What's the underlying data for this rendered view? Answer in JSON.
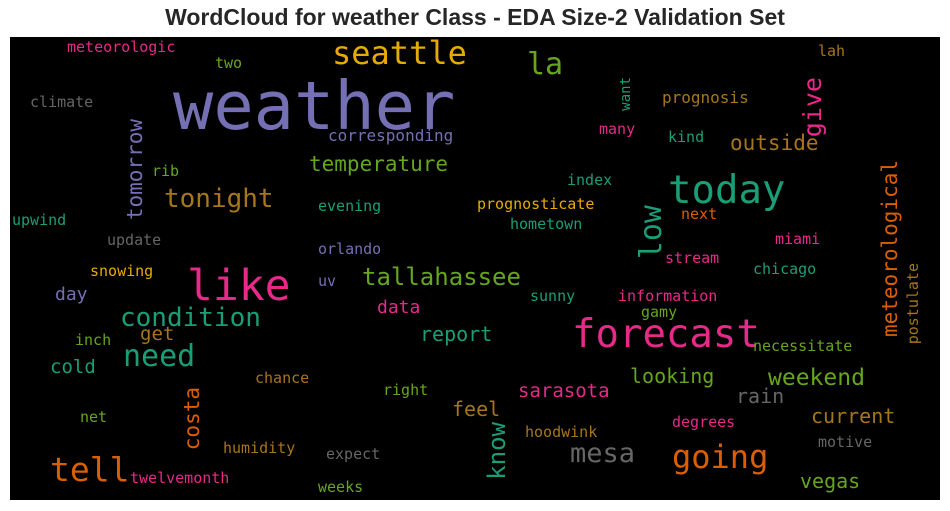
{
  "chart_data": {
    "type": "wordcloud",
    "title": "WordCloud for weather Class - EDA Size-2 Validation Set",
    "background": "#000000",
    "words": [
      {
        "text": "weather",
        "color": "#7570b3",
        "rank": 100,
        "vertical": false
      },
      {
        "text": "like",
        "color": "#e7298a",
        "rank": 62,
        "vertical": false
      },
      {
        "text": "forecast",
        "color": "#e7298a",
        "rank": 55,
        "vertical": false
      },
      {
        "text": "today",
        "color": "#1b9e77",
        "rank": 55,
        "vertical": false
      },
      {
        "text": "seattle",
        "color": "#e6ab02",
        "rank": 44,
        "vertical": false
      },
      {
        "text": "tell",
        "color": "#d95f02",
        "rank": 46,
        "vertical": false
      },
      {
        "text": "going",
        "color": "#d95f02",
        "rank": 44,
        "vertical": false
      },
      {
        "text": "need",
        "color": "#1b9e77",
        "rank": 40,
        "vertical": false
      },
      {
        "text": "la",
        "color": "#66a61e",
        "rank": 40,
        "vertical": false
      },
      {
        "text": "low",
        "color": "#1b9e77",
        "rank": 40,
        "vertical": true
      },
      {
        "text": "mesa",
        "color": "#666666",
        "rank": 36,
        "vertical": false
      },
      {
        "text": "tonight",
        "color": "#a6761d",
        "rank": 34,
        "vertical": false
      },
      {
        "text": "condition",
        "color": "#1b9e77",
        "rank": 34,
        "vertical": false
      },
      {
        "text": "tallahassee",
        "color": "#66a61e",
        "rank": 31,
        "vertical": false
      },
      {
        "text": "give",
        "color": "#e7298a",
        "rank": 33,
        "vertical": true
      },
      {
        "text": "weekend",
        "color": "#66a61e",
        "rank": 30,
        "vertical": false
      },
      {
        "text": "know",
        "color": "#1b9e77",
        "rank": 31,
        "vertical": true
      },
      {
        "text": "meteorological",
        "color": "#d95f02",
        "rank": 27,
        "vertical": true
      },
      {
        "text": "outside",
        "color": "#a6761d",
        "rank": 27,
        "vertical": false
      },
      {
        "text": "tomorrow",
        "color": "#7570b3",
        "rank": 26,
        "vertical": true
      },
      {
        "text": "temperature",
        "color": "#66a61e",
        "rank": 26,
        "vertical": false
      },
      {
        "text": "costa",
        "color": "#d95f02",
        "rank": 26,
        "vertical": true
      },
      {
        "text": "report",
        "color": "#1b9e77",
        "rank": 25,
        "vertical": false
      },
      {
        "text": "looking",
        "color": "#66a61e",
        "rank": 25,
        "vertical": false
      },
      {
        "text": "current",
        "color": "#a6761d",
        "rank": 25,
        "vertical": false
      },
      {
        "text": "feel",
        "color": "#a6761d",
        "rank": 25,
        "vertical": false
      },
      {
        "text": "rain",
        "color": "#666666",
        "rank": 25,
        "vertical": false
      },
      {
        "text": "vegas",
        "color": "#66a61e",
        "rank": 24,
        "vertical": false
      },
      {
        "text": "sarasota",
        "color": "#e7298a",
        "rank": 23,
        "vertical": false
      },
      {
        "text": "cold",
        "color": "#1b9e77",
        "rank": 23,
        "vertical": false
      },
      {
        "text": "get",
        "color": "#a6761d",
        "rank": 23,
        "vertical": false
      },
      {
        "text": "data",
        "color": "#e7298a",
        "rank": 22,
        "vertical": false
      },
      {
        "text": "day",
        "color": "#7570b3",
        "rank": 22,
        "vertical": false
      },
      {
        "text": "corresponding",
        "color": "#7570b3",
        "rank": 19,
        "vertical": false
      },
      {
        "text": "prognosis",
        "color": "#a6761d",
        "rank": 18,
        "vertical": false
      },
      {
        "text": "meteorologic",
        "color": "#e7298a",
        "rank": 17,
        "vertical": false
      },
      {
        "text": "climate",
        "color": "#666666",
        "rank": 17,
        "vertical": false
      },
      {
        "text": "kind",
        "color": "#1b9e77",
        "rank": 17,
        "vertical": false
      },
      {
        "text": "many",
        "color": "#e7298a",
        "rank": 17,
        "vertical": false
      },
      {
        "text": "two",
        "color": "#66a61e",
        "rank": 17,
        "vertical": false
      },
      {
        "text": "lah",
        "color": "#a6761d",
        "rank": 17,
        "vertical": false
      },
      {
        "text": "want",
        "color": "#1b9e77",
        "rank": 15,
        "vertical": true
      },
      {
        "text": "rib",
        "color": "#66a61e",
        "rank": 17,
        "vertical": false
      },
      {
        "text": "index",
        "color": "#1b9e77",
        "rank": 17,
        "vertical": false
      },
      {
        "text": "prognosticate",
        "color": "#e6ab02",
        "rank": 17,
        "vertical": false
      },
      {
        "text": "evening",
        "color": "#1b9e77",
        "rank": 17,
        "vertical": false
      },
      {
        "text": "next",
        "color": "#d95f02",
        "rank": 17,
        "vertical": false
      },
      {
        "text": "upwind",
        "color": "#1b9e77",
        "rank": 17,
        "vertical": false
      },
      {
        "text": "hometown",
        "color": "#1b9e77",
        "rank": 17,
        "vertical": false
      },
      {
        "text": "update",
        "color": "#666666",
        "rank": 17,
        "vertical": false
      },
      {
        "text": "orlando",
        "color": "#7570b3",
        "rank": 17,
        "vertical": false
      },
      {
        "text": "miami",
        "color": "#e7298a",
        "rank": 17,
        "vertical": false
      },
      {
        "text": "stream",
        "color": "#e7298a",
        "rank": 17,
        "vertical": false
      },
      {
        "text": "snowing",
        "color": "#e6ab02",
        "rank": 17,
        "vertical": false
      },
      {
        "text": "uv",
        "color": "#7570b3",
        "rank": 17,
        "vertical": false
      },
      {
        "text": "chicago",
        "color": "#1b9e77",
        "rank": 17,
        "vertical": false
      },
      {
        "text": "postulate",
        "color": "#a6761d",
        "rank": 16,
        "vertical": true
      },
      {
        "text": "sunny",
        "color": "#1b9e77",
        "rank": 17,
        "vertical": false
      },
      {
        "text": "information",
        "color": "#e7298a",
        "rank": 17,
        "vertical": false
      },
      {
        "text": "gamy",
        "color": "#66a61e",
        "rank": 16,
        "vertical": false
      },
      {
        "text": "inch",
        "color": "#66a61e",
        "rank": 17,
        "vertical": false
      },
      {
        "text": "necessitate",
        "color": "#66a61e",
        "rank": 17,
        "vertical": false
      },
      {
        "text": "chance",
        "color": "#a6761d",
        "rank": 17,
        "vertical": false
      },
      {
        "text": "right",
        "color": "#66a61e",
        "rank": 17,
        "vertical": false
      },
      {
        "text": "net",
        "color": "#66a61e",
        "rank": 17,
        "vertical": false
      },
      {
        "text": "degrees",
        "color": "#e7298a",
        "rank": 17,
        "vertical": false
      },
      {
        "text": "hoodwink",
        "color": "#a6761d",
        "rank": 17,
        "vertical": false
      },
      {
        "text": "humidity",
        "color": "#a6761d",
        "rank": 17,
        "vertical": false
      },
      {
        "text": "motive",
        "color": "#666666",
        "rank": 17,
        "vertical": false
      },
      {
        "text": "expect",
        "color": "#666666",
        "rank": 17,
        "vertical": false
      },
      {
        "text": "twelvemonth",
        "color": "#e7298a",
        "rank": 17,
        "vertical": false
      },
      {
        "text": "weeks",
        "color": "#66a61e",
        "rank": 16,
        "vertical": false
      }
    ]
  }
}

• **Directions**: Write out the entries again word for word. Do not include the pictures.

• **Your response**:
What's the underlying data for this rendered view? Answer in JSON.
{
  "chart_data": {
    "type": "wordcloud",
    "title": "WordCloud for weather Class - EDA Size-2 Validation Set",
    "background": "#000000",
    "words": [
      {
        "text": "weather",
        "color": "#7570b3",
        "rank": 100,
        "vertical": false
      },
      {
        "text": "like",
        "color": "#e7298a",
        "rank": 62,
        "vertical": false
      },
      {
        "text": "forecast",
        "color": "#e7298a",
        "rank": 55,
        "vertical": false
      },
      {
        "text": "today",
        "color": "#1b9e77",
        "rank": 55,
        "vertical": false
      },
      {
        "text": "seattle",
        "color": "#e6ab02",
        "rank": 44,
        "vertical": false
      },
      {
        "text": "tell",
        "color": "#d95f02",
        "rank": 46,
        "vertical": false
      },
      {
        "text": "going",
        "color": "#d95f02",
        "rank": 44,
        "vertical": false
      },
      {
        "text": "need",
        "color": "#1b9e77",
        "rank": 40,
        "vertical": false
      },
      {
        "text": "la",
        "color": "#66a61e",
        "rank": 40,
        "vertical": false
      },
      {
        "text": "low",
        "color": "#1b9e77",
        "rank": 40,
        "vertical": true
      },
      {
        "text": "mesa",
        "color": "#666666",
        "rank": 36,
        "vertical": false
      },
      {
        "text": "tonight",
        "color": "#a6761d",
        "rank": 34,
        "vertical": false
      },
      {
        "text": "condition",
        "color": "#1b9e77",
        "rank": 34,
        "vertical": false
      },
      {
        "text": "tallahassee",
        "color": "#66a61e",
        "rank": 31,
        "vertical": false
      },
      {
        "text": "give",
        "color": "#e7298a",
        "rank": 33,
        "vertical": true
      },
      {
        "text": "weekend",
        "color": "#66a61e",
        "rank": 30,
        "vertical": false
      },
      {
        "text": "know",
        "color": "#1b9e77",
        "rank": 31,
        "vertical": true
      },
      {
        "text": "meteorological",
        "color": "#d95f02",
        "rank": 27,
        "vertical": true
      },
      {
        "text": "outside",
        "color": "#a6761d",
        "rank": 27,
        "vertical": false
      },
      {
        "text": "tomorrow",
        "color": "#7570b3",
        "rank": 26,
        "vertical": true
      },
      {
        "text": "temperature",
        "color": "#66a61e",
        "rank": 26,
        "vertical": false
      },
      {
        "text": "costa",
        "color": "#d95f02",
        "rank": 26,
        "vertical": true
      },
      {
        "text": "report",
        "color": "#1b9e77",
        "rank": 25,
        "vertical": false
      },
      {
        "text": "looking",
        "color": "#66a61e",
        "rank": 25,
        "vertical": false
      },
      {
        "text": "current",
        "color": "#a6761d",
        "rank": 25,
        "vertical": false
      },
      {
        "text": "feel",
        "color": "#a6761d",
        "rank": 25,
        "vertical": false
      },
      {
        "text": "rain",
        "color": "#666666",
        "rank": 25,
        "vertical": false
      },
      {
        "text": "vegas",
        "color": "#66a61e",
        "rank": 24,
        "vertical": false
      },
      {
        "text": "sarasota",
        "color": "#e7298a",
        "rank": 23,
        "vertical": false
      },
      {
        "text": "cold",
        "color": "#1b9e77",
        "rank": 23,
        "vertical": false
      },
      {
        "text": "get",
        "color": "#a6761d",
        "rank": 23,
        "vertical": false
      },
      {
        "text": "data",
        "color": "#e7298a",
        "rank": 22,
        "vertical": false
      },
      {
        "text": "day",
        "color": "#7570b3",
        "rank": 22,
        "vertical": false
      },
      {
        "text": "corresponding",
        "color": "#7570b3",
        "rank": 19,
        "vertical": false
      },
      {
        "text": "prognosis",
        "color": "#a6761d",
        "rank": 18,
        "vertical": false
      },
      {
        "text": "meteorologic",
        "color": "#e7298a",
        "rank": 17,
        "vertical": false
      },
      {
        "text": "climate",
        "color": "#666666",
        "rank": 17,
        "vertical": false
      },
      {
        "text": "kind",
        "color": "#1b9e77",
        "rank": 17,
        "vertical": false
      },
      {
        "text": "many",
        "color": "#e7298a",
        "rank": 17,
        "vertical": false
      },
      {
        "text": "two",
        "color": "#66a61e",
        "rank": 17,
        "vertical": false
      },
      {
        "text": "lah",
        "color": "#a6761d",
        "rank": 17,
        "vertical": false
      },
      {
        "text": "want",
        "color": "#1b9e77",
        "rank": 15,
        "vertical": true
      },
      {
        "text": "rib",
        "color": "#66a61e",
        "rank": 17,
        "vertical": false
      },
      {
        "text": "index",
        "color": "#1b9e77",
        "rank": 17,
        "vertical": false
      },
      {
        "text": "prognosticate",
        "color": "#e6ab02",
        "rank": 17,
        "vertical": false
      },
      {
        "text": "evening",
        "color": "#1b9e77",
        "rank": 17,
        "vertical": false
      },
      {
        "text": "next",
        "color": "#d95f02",
        "rank": 17,
        "vertical": false
      },
      {
        "text": "upwind",
        "color": "#1b9e77",
        "rank": 17,
        "vertical": false
      },
      {
        "text": "hometown",
        "color": "#1b9e77",
        "rank": 17,
        "vertical": false
      },
      {
        "text": "update",
        "color": "#666666",
        "rank": 17,
        "vertical": false
      },
      {
        "text": "orlando",
        "color": "#7570b3",
        "rank": 17,
        "vertical": false
      },
      {
        "text": "miami",
        "color": "#e7298a",
        "rank": 17,
        "vertical": false
      },
      {
        "text": "stream",
        "color": "#e7298a",
        "rank": 17,
        "vertical": false
      },
      {
        "text": "snowing",
        "color": "#e6ab02",
        "rank": 17,
        "vertical": false
      },
      {
        "text": "uv",
        "color": "#7570b3",
        "rank": 17,
        "vertical": false
      },
      {
        "text": "chicago",
        "color": "#1b9e77",
        "rank": 17,
        "vertical": false
      },
      {
        "text": "postulate",
        "color": "#a6761d",
        "rank": 16,
        "vertical": true
      },
      {
        "text": "sunny",
        "color": "#1b9e77",
        "rank": 17,
        "vertical": false
      },
      {
        "text": "information",
        "color": "#e7298a",
        "rank": 17,
        "vertical": false
      },
      {
        "text": "gamy",
        "color": "#66a61e",
        "rank": 16,
        "vertical": false
      },
      {
        "text": "inch",
        "color": "#66a61e",
        "rank": 17,
        "vertical": false
      },
      {
        "text": "necessitate",
        "color": "#66a61e",
        "rank": 17,
        "vertical": false
      },
      {
        "text": "chance",
        "color": "#a6761d",
        "rank": 17,
        "vertical": false
      },
      {
        "text": "right",
        "color": "#66a61e",
        "rank": 17,
        "vertical": false
      },
      {
        "text": "net",
        "color": "#66a61e",
        "rank": 17,
        "vertical": false
      },
      {
        "text": "degrees",
        "color": "#e7298a",
        "rank": 17,
        "vertical": false
      },
      {
        "text": "hoodwink",
        "color": "#a6761d",
        "rank": 17,
        "vertical": false
      },
      {
        "text": "humidity",
        "color": "#a6761d",
        "rank": 17,
        "vertical": false
      },
      {
        "text": "motive",
        "color": "#666666",
        "rank": 17,
        "vertical": false
      },
      {
        "text": "expect",
        "color": "#666666",
        "rank": 17,
        "vertical": false
      },
      {
        "text": "twelvemonth",
        "color": "#e7298a",
        "rank": 17,
        "vertical": false
      },
      {
        "text": "weeks",
        "color": "#66a61e",
        "rank": 16,
        "vertical": false
      }
    ]
  }
}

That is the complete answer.